After World War I, the nations of the world decided to form an international body. U.S. President Woodrow Wilson came up with the idea of a "League of Nations". However, because of political wrangling in the United States Congress, the United States did not join the League of Nations, which was one of the causes of its demise.
When World War II broke out, the League of Nations was finished. Yet at the same time, the United Nations was being formed. On January 1, 1942, U.S. President Franklin D. Roosevelt issued the "Declaration by United Nations" on behalf of 26 nations who had pledged to fight against the Axis powers. Even before the end of the war, representatives of 50 nations met in San Francisco to draw up the charter for an international body to replace the League of Nations. On October 24, 1945, the United Nations officially came into existence, setting a basis for much international law to follow.
Modern international law is often affirmed as the product of modern European civilization.
The seafaring principalities of India established legal rules for ocean navigation and regional commerce.
The Greek system of independent city-states bore a close resemblance to contemporary nation-state system. The Aetolian and Achaean leagues of the 3rd century BC represented early organisational efforts at international cooperation and facilitated the development of arbitration as a dispute settlement technique.
See also: Discrimination
The fundamental facets of the Grotian or eclectic school, especially the doctrines of legal equality, territorial sovereignty, and independence of states, became definitive to international law in Europe. These principals were recognised in the Peace of Westphalia and became the foundation for the treaties of Osnabrück and Münster.

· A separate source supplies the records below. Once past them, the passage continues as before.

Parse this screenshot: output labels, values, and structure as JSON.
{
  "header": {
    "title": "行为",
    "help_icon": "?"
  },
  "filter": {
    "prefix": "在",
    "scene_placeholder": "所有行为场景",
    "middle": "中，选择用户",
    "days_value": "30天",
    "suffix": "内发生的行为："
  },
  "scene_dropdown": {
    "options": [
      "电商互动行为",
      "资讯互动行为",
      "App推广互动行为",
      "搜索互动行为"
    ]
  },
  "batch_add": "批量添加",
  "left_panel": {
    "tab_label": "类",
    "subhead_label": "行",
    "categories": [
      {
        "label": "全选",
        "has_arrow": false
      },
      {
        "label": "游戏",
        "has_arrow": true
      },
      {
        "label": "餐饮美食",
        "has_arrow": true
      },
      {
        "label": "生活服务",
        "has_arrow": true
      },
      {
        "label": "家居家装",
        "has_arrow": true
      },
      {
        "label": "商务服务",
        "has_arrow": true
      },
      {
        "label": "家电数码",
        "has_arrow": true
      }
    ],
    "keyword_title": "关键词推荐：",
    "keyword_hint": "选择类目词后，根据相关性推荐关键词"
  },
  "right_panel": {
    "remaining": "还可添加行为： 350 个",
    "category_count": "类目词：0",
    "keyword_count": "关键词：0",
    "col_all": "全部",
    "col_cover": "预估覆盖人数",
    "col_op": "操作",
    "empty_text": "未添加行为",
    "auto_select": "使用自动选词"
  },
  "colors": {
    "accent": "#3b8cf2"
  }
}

Another eclectic thinker, German philosopher Christian von Wolff, contended that the foundation for international community should come as a world superstate (civitas maxima), having authority over the component member states. This view was rejected by the Swiss diplomat Emmerich de Vattel, who favoured a rationale of equality of states as articulated by 18th century natural law. Vattel suggested in his major work Le droit des gens that the law of nations was composed of custom and law on the one hand, and natural law on the other.
In the 18th century legal positivism became popular and found its way into international legal philosophy. The principal figure among 18th century positivists was Cornelius van Bynkershoek, a celebrated Dutch jurist who asserted that the bases of international law were customs and treaties commonly consented to by various states. A second positivist, John Jacob Moser was a prolific German scholar who emphasized the importance of state practice in international law. A contemporary German scholar, Georg Friedrich von Martens, published the first systematic manual on positive international law, Precis du droit des gens moderne de l'Europe.
The growth of nationalism and Hegelian philosophy in the 19th century pushed natural law farther from the legal realm. Commercial law became nationalized into private international law, distinct from public international law. Positivism narrowed the range of international practice that might qualify as law, favouring rationality to morality and ethics. The Congress of Vienna in 1815 marked formal recognition of the political and international legal system based on the conditions of Europe.